▶ [Instructions to follow]: Your answer should hold every line of the records below that contains the string "this".

Component data from apps and pages

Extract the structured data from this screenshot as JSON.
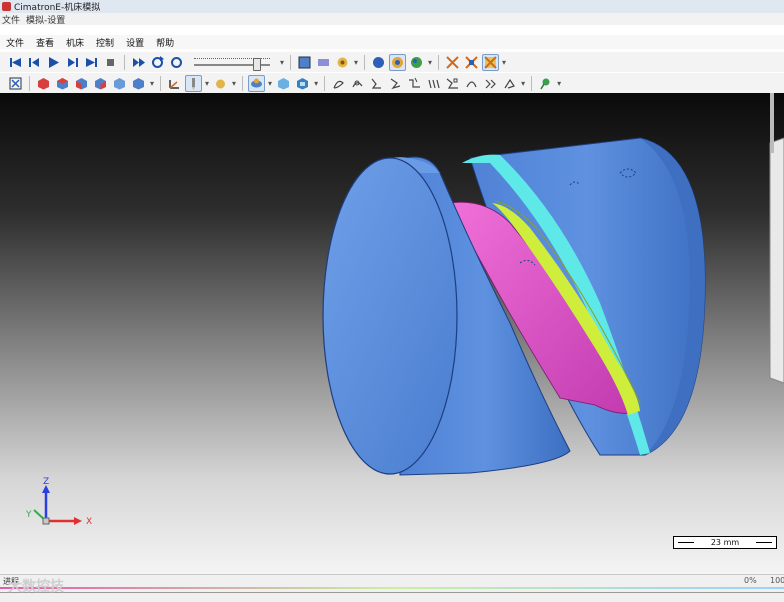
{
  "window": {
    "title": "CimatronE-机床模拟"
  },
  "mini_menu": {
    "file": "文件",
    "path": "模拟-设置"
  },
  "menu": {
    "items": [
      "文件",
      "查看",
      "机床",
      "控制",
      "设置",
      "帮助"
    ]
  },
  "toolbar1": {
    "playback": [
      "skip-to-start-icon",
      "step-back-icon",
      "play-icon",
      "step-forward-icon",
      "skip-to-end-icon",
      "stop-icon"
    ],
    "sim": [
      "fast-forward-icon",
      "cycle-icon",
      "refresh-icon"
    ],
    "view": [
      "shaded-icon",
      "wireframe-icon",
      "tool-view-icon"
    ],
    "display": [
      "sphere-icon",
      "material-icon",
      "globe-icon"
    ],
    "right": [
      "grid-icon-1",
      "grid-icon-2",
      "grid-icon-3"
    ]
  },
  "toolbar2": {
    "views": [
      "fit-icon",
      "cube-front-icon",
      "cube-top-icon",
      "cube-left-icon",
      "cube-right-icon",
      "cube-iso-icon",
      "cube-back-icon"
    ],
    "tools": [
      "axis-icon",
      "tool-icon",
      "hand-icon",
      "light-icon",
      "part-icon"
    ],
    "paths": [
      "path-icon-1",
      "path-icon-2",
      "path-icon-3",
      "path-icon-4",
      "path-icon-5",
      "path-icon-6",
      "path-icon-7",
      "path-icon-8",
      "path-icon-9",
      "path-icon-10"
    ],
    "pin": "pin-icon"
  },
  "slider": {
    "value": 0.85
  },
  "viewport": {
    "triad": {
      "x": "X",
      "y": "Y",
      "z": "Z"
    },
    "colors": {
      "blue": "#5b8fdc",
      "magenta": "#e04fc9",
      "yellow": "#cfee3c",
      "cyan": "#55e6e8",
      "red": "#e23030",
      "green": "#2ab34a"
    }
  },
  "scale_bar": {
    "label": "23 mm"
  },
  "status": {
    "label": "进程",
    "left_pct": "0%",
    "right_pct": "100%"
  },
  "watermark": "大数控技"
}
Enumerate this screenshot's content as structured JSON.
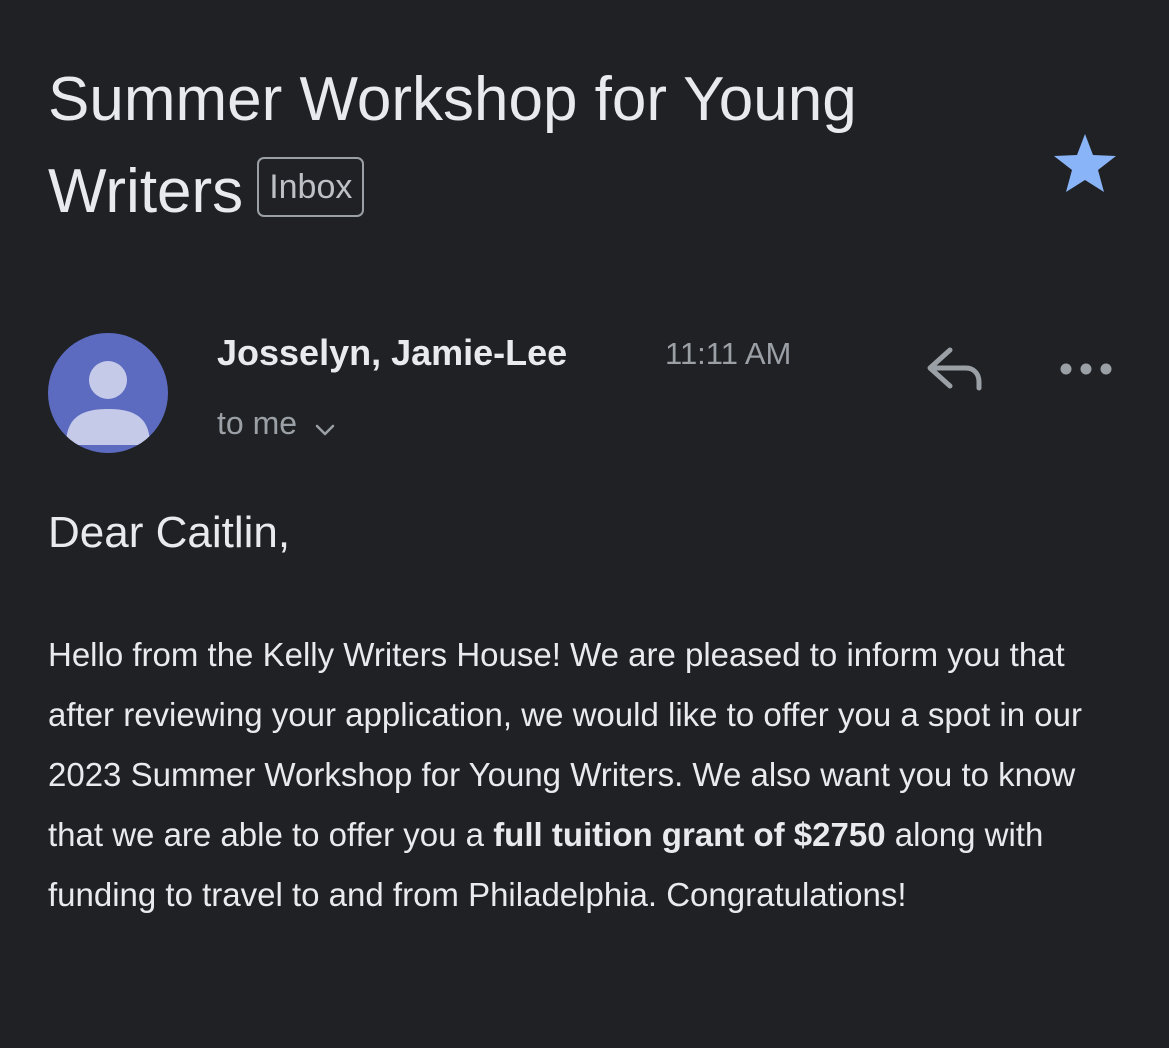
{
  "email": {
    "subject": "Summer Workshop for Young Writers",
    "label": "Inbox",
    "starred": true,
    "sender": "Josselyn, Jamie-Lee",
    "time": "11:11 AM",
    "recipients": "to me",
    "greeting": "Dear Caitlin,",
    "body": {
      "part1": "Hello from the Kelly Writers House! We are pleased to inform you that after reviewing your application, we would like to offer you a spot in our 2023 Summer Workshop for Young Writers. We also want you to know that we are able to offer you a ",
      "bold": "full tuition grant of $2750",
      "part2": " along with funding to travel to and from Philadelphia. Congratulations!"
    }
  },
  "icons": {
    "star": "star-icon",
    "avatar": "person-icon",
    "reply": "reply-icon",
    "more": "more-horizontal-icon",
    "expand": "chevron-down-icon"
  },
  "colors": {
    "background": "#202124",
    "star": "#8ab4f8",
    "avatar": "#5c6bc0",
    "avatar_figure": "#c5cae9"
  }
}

▶ [Answer box]:
Extract the structured data from this screenshot as JSON.
Enumerate this screenshot's content as structured JSON.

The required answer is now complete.